THERE ARE NOW hundreds of people in the United States with so much money that they will never be able to spend their net worth, no matter how many Picassos or mansions or personal jets they buy.
Last year, for the first time, everyone in the Forbes 400 index of the super-wealthy was a billionaire. Sales of 200-foot-plus yachts and other indulgences of extreme wealth are at record highs. Income for the top 1% of Americans has more than doubled in the last quarter of a century, while that of the bottom fifth barely budged. The rich, in short, are getting steadily richer, both in absolute terms and compared with the rest of society.
Yet with the sainted exception of Warren Buffett and maybe Bill Gates, virtually all of them refuse to give any meaningful fraction of their wealth to the less fortunate -- or even to give a decent fraction to such endeavors as art or medical research, which they'd benefit from.
Consider the numbers (which are based on current estimates in the recent Slate 60 index of the year's leading philanthropic donors and the net-worth estimates in the Forbes 400). The 60 leading American donors gave away $51 billion in 2006, according to Slate. They were led by Buffett, whose spectacular $44-billion donation -- mainly to the Bill & Melinda Gates Foundation, whose primary cause is healthcare in the developing world -- was the largest gift anyone has ever given. These donors had an estimated combined net worth of $630 billion last year, meaning that they gave away 8% of their money, on average. Sounds magnanimous, until you consider that the Dow Jones industrial average rose 16% in 2006 -- which suggests that, as a group, the leading donors contributed less than they gained.
Now subtract Buffett and his generous gift from the group, and the rest of them begin to look downright miserly, handing to others a mere $7 billion of a combined net worth of $584 billion -- or just over 1%. Numbers from the philanthropy watch organization Giving USA show that Americans as a whole annually give away about 0.5% of their net worth. So, except for Buffett, society's top givers donate to others at only a tad higher rate than the population as a whole. That's, well, pathetic. And that's just counting top givers, not the super-rich who give away little or nothing.
Microsoft mogul Paul Allen, net worth $16 billion, gave away $53 million in 2006, according to Slate -- one-third of 1% of his fortune.
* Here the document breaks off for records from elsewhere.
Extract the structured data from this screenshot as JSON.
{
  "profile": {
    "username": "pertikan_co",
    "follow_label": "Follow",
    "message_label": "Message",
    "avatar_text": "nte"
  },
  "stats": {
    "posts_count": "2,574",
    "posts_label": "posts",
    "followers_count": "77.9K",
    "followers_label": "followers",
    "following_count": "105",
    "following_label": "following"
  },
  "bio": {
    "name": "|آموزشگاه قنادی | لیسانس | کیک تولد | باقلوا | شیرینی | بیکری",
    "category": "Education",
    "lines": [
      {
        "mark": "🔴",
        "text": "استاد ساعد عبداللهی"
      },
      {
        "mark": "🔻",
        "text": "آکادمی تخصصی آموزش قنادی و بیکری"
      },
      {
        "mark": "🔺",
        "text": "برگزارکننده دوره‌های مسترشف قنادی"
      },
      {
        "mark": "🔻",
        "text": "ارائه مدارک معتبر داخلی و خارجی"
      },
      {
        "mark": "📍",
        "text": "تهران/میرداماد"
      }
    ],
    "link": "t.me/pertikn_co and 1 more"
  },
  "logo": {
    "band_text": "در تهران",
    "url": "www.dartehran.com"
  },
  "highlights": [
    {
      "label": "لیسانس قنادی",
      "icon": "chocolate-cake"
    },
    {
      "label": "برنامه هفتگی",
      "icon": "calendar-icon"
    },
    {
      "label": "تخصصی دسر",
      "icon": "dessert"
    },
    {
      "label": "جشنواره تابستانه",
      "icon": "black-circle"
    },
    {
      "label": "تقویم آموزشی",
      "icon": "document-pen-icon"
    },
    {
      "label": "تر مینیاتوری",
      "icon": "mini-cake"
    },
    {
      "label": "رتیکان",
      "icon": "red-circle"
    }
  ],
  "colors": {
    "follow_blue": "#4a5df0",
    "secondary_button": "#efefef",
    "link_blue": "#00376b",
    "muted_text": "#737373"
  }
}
Software magnate Lawrence Ellison, net worth $20 billion, gave away $100 million -- half of 1%. Pierre Omidyar, founder of EBay, net worth $7.7 billion, gave away $67 million -- less than 1%. Nike tycoon Philip Knight, net worth $7.9 billion, gave away $105 million -- slightly more than 1%.
Donations of this sort, in the multimillion-dollar range, inevitably mean a lot to charities or schools, and of course it is certainly preferable that the super-rich give millions rather than nothing at all. But for those whose net worth soars into the billions, even $100 million is a pittance compared with what they have the means to give. Financier George Soros, net worth $8.5 billion, in 2006 gave away $60 million, which sounds like a lot until you reflect that it is less than 1%. Soros rails against the inequities of capitalism. Yet when it comes to his own disproportionate stash, that's another story.
Bill Gates, one of history's richest men, has so far given $26.2 billion to the Gates Foundation, according to a spokesperson, and for this he has been widely praised. Gates and his wife were two of Time's Persons of the Year in 2005, exalted in a cover story as grand philanthropists. Yet $26.2 billion is crumbs from the table compared to what Gates might give. Even after the donations, his net worth is about $53 billion, according to Forbes. This means Bill and Melinda Gates have kept for themselves twice as much as they offered to others.
For the average person to keep much more than he or she gives is understandable; for the super-rich, it's a different matter. The $53 billion that Gates keeps for himself is money he could not possibly spend even by buying entire islands; it exceeds the gross domestic product of Costa Rica.
Converting to today's dollars, during his lifetime the industrialist Andrew Carnegie gave away $8 billion of his $10.3 billion net worth, or 78%, according to Carnegie Corp. figures. Suppose Gates followed suit: He would have to give away an additional $36 billion and go from being the world's richest man to exceeding Buffett as the world's greatest benefactor -- and he would still have $17 billion. Conservatively invested, $17 billion would yield, after taxes, about $700 million a year for life. So Gates could show history-making generosity and still remain richer than Croesus. Instead, it's mine, mine, mine.